**TASK PROMPT**
Print every record exactly as it appears. Leave the pictures out.

**INFORMATION SHOWN**
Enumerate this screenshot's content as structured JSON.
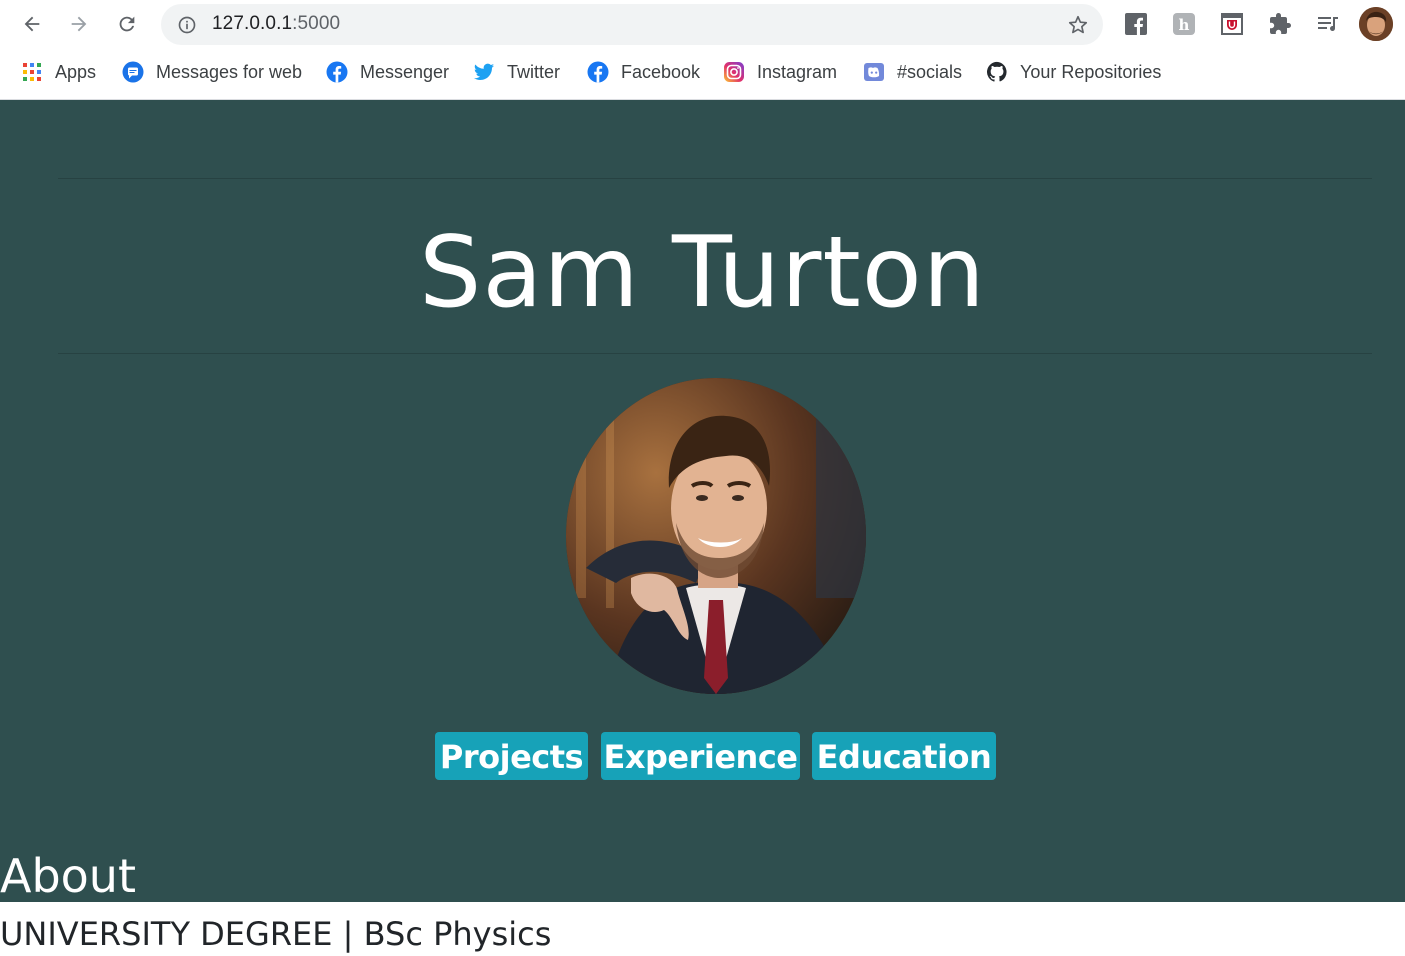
{
  "browser": {
    "url_host": "127.0.0.1",
    "url_port": ":5000",
    "bookmarks": [
      {
        "label": "Apps",
        "icon": "apps-grid-icon"
      },
      {
        "label": "Messages for web",
        "icon": "messages-icon"
      },
      {
        "label": "Messenger",
        "icon": "facebook-icon"
      },
      {
        "label": "Twitter",
        "icon": "twitter-icon"
      },
      {
        "label": "Facebook",
        "icon": "facebook-icon"
      },
      {
        "label": "Instagram",
        "icon": "instagram-icon"
      },
      {
        "label": "#socials",
        "icon": "discord-icon"
      },
      {
        "label": "Your Repositories",
        "icon": "github-icon"
      }
    ]
  },
  "page": {
    "name": "Sam Turton",
    "nav_buttons": [
      "Projects",
      "Experience",
      "Education"
    ],
    "section_title": "About",
    "degree": "UNIVERSITY DEGREE | BSc Physics"
  },
  "colors": {
    "hero_background": "#2f4f4f",
    "button_background": "#17a2b8",
    "button_text": "#ffffff"
  }
}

**RESULT OF THIS TASK**
Enumerate this screenshot's content as structured JSON.
{
  "browser": {
    "url_host": "127.0.0.1",
    "url_port": ":5000",
    "bookmarks": [
      {
        "label": "Apps",
        "icon": "apps-grid-icon"
      },
      {
        "label": "Messages for web",
        "icon": "messages-icon"
      },
      {
        "label": "Messenger",
        "icon": "facebook-icon"
      },
      {
        "label": "Twitter",
        "icon": "twitter-icon"
      },
      {
        "label": "Facebook",
        "icon": "facebook-icon"
      },
      {
        "label": "Instagram",
        "icon": "instagram-icon"
      },
      {
        "label": "#socials",
        "icon": "discord-icon"
      },
      {
        "label": "Your Repositories",
        "icon": "github-icon"
      }
    ]
  },
  "page": {
    "name": "Sam Turton",
    "nav_buttons": [
      "Projects",
      "Experience",
      "Education"
    ],
    "section_title": "About",
    "degree": "UNIVERSITY DEGREE | BSc Physics"
  },
  "colors": {
    "hero_background": "#2f4f4f",
    "button_background": "#17a2b8",
    "button_text": "#ffffff"
  }
}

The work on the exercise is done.